African e-commerce company Jumia is set to become the continent’s first billion-dollar business to list on the New York Stock Exchange, with plans for an initial public offering that would value the company at around 1.1 billion U.S. dollars.

The Nigeria-based online platform has been nicknamed the “African Alibaba,” and operates in 14 countries, offering some four million African consumers more than six million products from all over the world, including China.

In 2016, a round of funding from Goldman Sachs valued Jumia at 1.2 billion U.S. dollars, and investors lined up to pump money into the company, seeing huge potential in Africa, with its young and fast-growing population and uptake of online and mobile technology laying down strong foundations for e-commerce.

According to Tech in Asia, the platform offers Chinese products to five of its markets in Africa, with Chinese goods making up a “very high” proportion of Jumia’s cross-border trade.

The company operates its own warehouses in five Chinese cities, where suppliers can send their products, letting Jumia handle shipping and delivery.

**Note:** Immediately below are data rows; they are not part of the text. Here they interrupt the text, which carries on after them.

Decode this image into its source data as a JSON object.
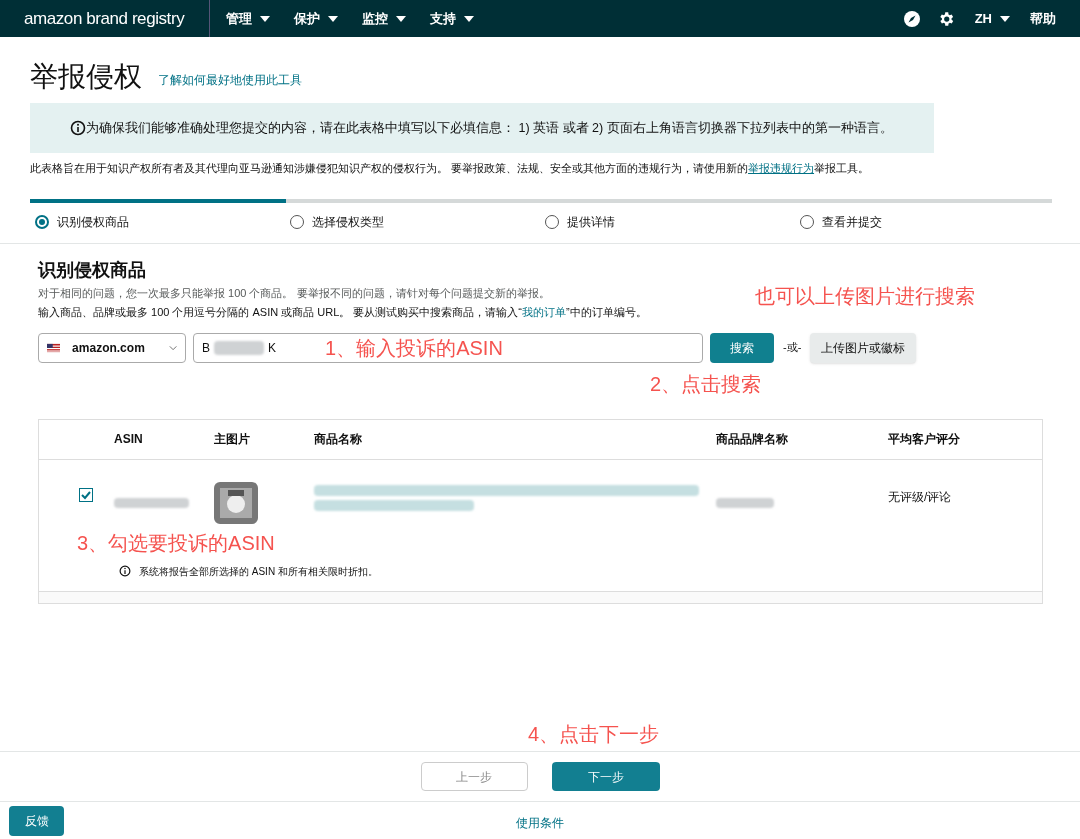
{
  "nav": {
    "logo": "amazon brand registry",
    "menus": [
      {
        "label": "管理"
      },
      {
        "label": "保护"
      },
      {
        "label": "监控"
      },
      {
        "label": "支持"
      }
    ],
    "language": "ZH",
    "help": "帮助"
  },
  "page": {
    "title": "举报侵权",
    "help_link": "了解如何最好地使用此工具"
  },
  "notice": "为确保我们能够准确处理您提交的内容，请在此表格中填写以下必填信息： 1) 英语 或者 2) 页面右上角语言切换器下拉列表中的第一种语言。",
  "description": {
    "before": "此表格旨在用于知识产权所有者及其代理向亚马逊通知涉嫌侵犯知识产权的侵权行为。 要举报政策、法规、安全或其他方面的违规行为，请使用新的",
    "link": "举报违规行为",
    "after": "举报工具。"
  },
  "progress": {
    "level": 0.25
  },
  "steps": [
    {
      "label": "识别侵权商品",
      "selected": true
    },
    {
      "label": "选择侵权类型",
      "selected": false
    },
    {
      "label": "提供详情",
      "selected": false
    },
    {
      "label": "查看并提交",
      "selected": false
    }
  ],
  "section": {
    "title": "识别侵权商品",
    "hint": "对于相同的问题，您一次最多只能举报 100 个商品。 要举报不同的问题，请针对每个问题提交新的举报。",
    "instruction_before": "输入商品、品牌或最多 100 个用逗号分隔的 ASIN 或商品 URL。 要从测试购买中搜索商品，请输入“",
    "instruction_link": "我的订单",
    "instruction_after": "”中的订单编号。"
  },
  "search": {
    "marketplace": "amazon.com",
    "value_start": "B",
    "value_end": "K",
    "button": "搜索",
    "or": "-或-",
    "upload_button": "上传图片或徽标"
  },
  "table": {
    "columns": [
      "ASIN",
      "主图片",
      "商品名称",
      "商品品牌名称",
      "平均客户评分"
    ],
    "rows": [
      {
        "checked": true,
        "rating": "无评级/评论"
      }
    ],
    "note": "系统将报告全部所选择的 ASIN 和所有相关限时折扣。"
  },
  "annotations": [
    "也可以上传图片进行搜索",
    "1、输入投诉的ASIN",
    "2、点击搜索",
    "3、勾选要投诉的ASIN",
    "4、点击下一步"
  ],
  "footer": {
    "back": "上一步",
    "next": "下一步",
    "feedback": "反馈",
    "terms": "使用条件"
  }
}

While Jumia takes a lot of its inspiration from Alibaba, the two are actually rivals in Africa. The Chinese e-commerce giant’s international platform AliExpress operates across the continent, and Alibaba has launched a fellowship program to develop the next generation of African e-commerce entrepreneurs.

Other challenges facing Jumia include currency volatility in certain African markets, underdeveloped online infrastructure such as mobile payments and credit cards, and the sheer size and scale of Africa, a diverse continent made up of many individual markets, languages and cultures.

Jumia has also incurred big and growing losses since being founded in 2012, despite impressive annual growth of around 80 percent in the five years from 2018.

The company had accumulated losses of almost one billion U.S. dollars by the end of last year, and annual revenue of only 149.6 million U.S. dollars in 2018 shows it needs to expand rapidly if it wants to turn a profit in the next few years.

Despite these challenges, major international investors like Pernod Ricard and Mastercard have already committed funds to Jumia, with the latter announcing Monday an investment of 56 million U.S. dollars, according to Bloomberg. Pernod Ricard bought a 5.1 percent stake in December for 75 million euros (84 million U.S. dollars).

In February, Jumia signed a partnership agreement with Chinese smartphone brand Xiaomi, opening an official store on the e-commerce platform to gain access to its four million users.